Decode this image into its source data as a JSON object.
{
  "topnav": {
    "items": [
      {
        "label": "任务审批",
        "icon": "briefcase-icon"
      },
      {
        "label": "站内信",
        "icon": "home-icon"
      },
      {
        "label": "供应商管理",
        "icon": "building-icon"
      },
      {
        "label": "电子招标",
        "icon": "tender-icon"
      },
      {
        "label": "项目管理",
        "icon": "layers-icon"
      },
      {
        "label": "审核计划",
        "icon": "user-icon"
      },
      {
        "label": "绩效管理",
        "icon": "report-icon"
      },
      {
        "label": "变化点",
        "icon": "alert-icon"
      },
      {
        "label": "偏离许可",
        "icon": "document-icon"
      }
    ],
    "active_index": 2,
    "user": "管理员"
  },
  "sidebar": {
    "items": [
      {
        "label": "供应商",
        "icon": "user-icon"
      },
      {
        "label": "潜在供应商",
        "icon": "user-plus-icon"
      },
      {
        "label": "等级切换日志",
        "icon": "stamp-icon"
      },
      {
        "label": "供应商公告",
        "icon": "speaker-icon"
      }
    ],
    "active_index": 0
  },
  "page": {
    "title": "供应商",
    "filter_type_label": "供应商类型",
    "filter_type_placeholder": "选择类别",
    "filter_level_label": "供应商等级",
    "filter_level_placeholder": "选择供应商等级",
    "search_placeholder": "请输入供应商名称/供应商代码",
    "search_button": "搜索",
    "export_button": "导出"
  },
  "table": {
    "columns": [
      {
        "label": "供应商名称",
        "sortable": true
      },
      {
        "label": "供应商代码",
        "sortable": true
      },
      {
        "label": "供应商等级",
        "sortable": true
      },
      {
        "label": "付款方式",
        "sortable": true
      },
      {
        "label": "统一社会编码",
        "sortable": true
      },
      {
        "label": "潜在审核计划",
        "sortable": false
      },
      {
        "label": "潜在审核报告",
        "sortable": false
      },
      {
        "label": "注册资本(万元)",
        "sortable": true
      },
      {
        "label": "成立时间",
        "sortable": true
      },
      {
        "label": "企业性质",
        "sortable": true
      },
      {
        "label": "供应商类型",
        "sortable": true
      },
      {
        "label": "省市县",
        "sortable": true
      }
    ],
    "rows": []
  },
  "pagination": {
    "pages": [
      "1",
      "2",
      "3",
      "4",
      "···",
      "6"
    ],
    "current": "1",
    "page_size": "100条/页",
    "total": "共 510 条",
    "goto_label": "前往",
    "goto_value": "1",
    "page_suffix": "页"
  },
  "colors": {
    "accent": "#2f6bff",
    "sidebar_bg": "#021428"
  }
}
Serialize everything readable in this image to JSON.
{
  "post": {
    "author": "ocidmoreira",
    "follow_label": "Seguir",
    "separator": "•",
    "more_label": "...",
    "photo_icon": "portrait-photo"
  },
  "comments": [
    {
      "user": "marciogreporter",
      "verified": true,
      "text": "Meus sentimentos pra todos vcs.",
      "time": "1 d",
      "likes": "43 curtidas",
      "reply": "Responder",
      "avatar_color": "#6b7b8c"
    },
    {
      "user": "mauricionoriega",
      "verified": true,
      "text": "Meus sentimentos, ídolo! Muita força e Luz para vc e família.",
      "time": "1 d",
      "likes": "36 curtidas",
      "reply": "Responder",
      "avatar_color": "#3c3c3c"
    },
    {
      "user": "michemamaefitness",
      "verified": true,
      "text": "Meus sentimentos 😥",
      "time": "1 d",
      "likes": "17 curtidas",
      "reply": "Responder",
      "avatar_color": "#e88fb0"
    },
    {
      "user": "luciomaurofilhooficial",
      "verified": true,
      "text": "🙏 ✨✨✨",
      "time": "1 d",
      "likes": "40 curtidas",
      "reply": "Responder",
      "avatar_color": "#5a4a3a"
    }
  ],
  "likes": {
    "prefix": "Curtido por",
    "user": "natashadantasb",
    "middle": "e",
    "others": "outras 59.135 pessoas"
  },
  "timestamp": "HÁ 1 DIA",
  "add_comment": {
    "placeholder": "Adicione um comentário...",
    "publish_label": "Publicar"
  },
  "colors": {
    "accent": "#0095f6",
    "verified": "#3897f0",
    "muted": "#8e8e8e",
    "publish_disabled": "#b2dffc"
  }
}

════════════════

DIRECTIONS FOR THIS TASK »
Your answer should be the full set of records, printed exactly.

SOLUTION »
Decode this image into its source data as a JSON object.
{
  "topnav": {
    "items": [
      {
        "label": "任务审批",
        "icon": "briefcase-icon"
      },
      {
        "label": "站内信",
        "icon": "home-icon"
      },
      {
        "label": "供应商管理",
        "icon": "building-icon"
      },
      {
        "label": "电子招标",
        "icon": "tender-icon"
      },
      {
        "label": "项目管理",
        "icon": "layers-icon"
      },
      {
        "label": "审核计划",
        "icon": "user-icon"
      },
      {
        "label": "绩效管理",
        "icon": "report-icon"
      },
      {
        "label": "变化点",
        "icon": "alert-icon"
      },
      {
        "label": "偏离许可",
        "icon": "document-icon"
      }
    ],
    "active_index": 2,
    "user": "管理员"
  },
  "sidebar": {
    "items": [
      {
        "label": "供应商",
        "icon": "user-icon"
      },
      {
        "label": "潜在供应商",
        "icon": "user-plus-icon"
      },
      {
        "label": "等级切换日志",
        "icon": "stamp-icon"
      },
      {
        "label": "供应商公告",
        "icon": "speaker-icon"
      }
    ],
    "active_index": 0
  },
  "page": {
    "title": "供应商",
    "filter_type_label": "供应商类型",
    "filter_type_placeholder": "选择类别",
    "filter_level_label": "供应商等级",
    "filter_level_placeholder": "选择供应商等级",
    "search_placeholder": "请输入供应商名称/供应商代码",
    "search_button": "搜索",
    "export_button": "导出"
  },
  "table": {
    "columns": [
      {
        "label": "供应商名称",
        "sortable": true
      },
      {
        "label": "供应商代码",
        "sortable": true
      },
      {
        "label": "供应商等级",
        "sortable": true
      },
      {
        "label": "付款方式",
        "sortable": true
      },
      {
        "label": "统一社会编码",
        "sortable": true
      },
      {
        "label": "潜在审核计划",
        "sortable": false
      },
      {
        "label": "潜在审核报告",
        "sortable": false
      },
      {
        "label": "注册资本(万元)",
        "sortable": true
      },
      {
        "label": "成立时间",
        "sortable": true
      },
      {
        "label": "企业性质",
        "sortable": true
      },
      {
        "label": "供应商类型",
        "sortable": true
      },
      {
        "label": "省市县",
        "sortable": true
      }
    ],
    "rows": []
  },
  "pagination": {
    "pages": [
      "1",
      "2",
      "3",
      "4",
      "···",
      "6"
    ],
    "current": "1",
    "page_size": "100条/页",
    "total": "共 510 条",
    "goto_label": "前往",
    "goto_value": "1",
    "page_suffix": "页"
  },
  "colors": {
    "accent": "#2f6bff",
    "sidebar_bg": "#021428"
  }
}
Serialize everything readable in this image to JSON.
{
  "post": {
    "author": "ocidmoreira",
    "follow_label": "Seguir",
    "separator": "•",
    "more_label": "...",
    "photo_icon": "portrait-photo"
  },
  "comments": [
    {
      "user": "marciogreporter",
      "verified": true,
      "text": "Meus sentimentos pra todos vcs.",
      "time": "1 d",
      "likes": "43 curtidas",
      "reply": "Responder",
      "avatar_color": "#6b7b8c"
    },
    {
      "user": "mauricionoriega",
      "verified": true,
      "text": "Meus sentimentos, ídolo! Muita força e Luz para vc e família.",
      "time": "1 d",
      "likes": "36 curtidas",
      "reply": "Responder",
      "avatar_color": "#3c3c3c"
    },
    {
      "user": "michemamaefitness",
      "verified": true,
      "text": "Meus sentimentos 😥",
      "time": "1 d",
      "likes": "17 curtidas",
      "reply": "Responder",
      "avatar_color": "#e88fb0"
    },
    {
      "user": "luciomaurofilhooficial",
      "verified": true,
      "text": "🙏 ✨✨✨",
      "time": "1 d",
      "likes": "40 curtidas",
      "reply": "Responder",
      "avatar_color": "#5a4a3a"
    }
  ],
  "likes": {
    "prefix": "Curtido por",
    "user": "natashadantasb",
    "middle": "e",
    "others": "outras 59.135 pessoas"
  },
  "timestamp": "HÁ 1 DIA",
  "add_comment": {
    "placeholder": "Adicione um comentário...",
    "publish_label": "Publicar"
  },
  "colors": {
    "accent": "#0095f6",
    "verified": "#3897f0",
    "muted": "#8e8e8e",
    "publish_disabled": "#b2dffc"
  }
}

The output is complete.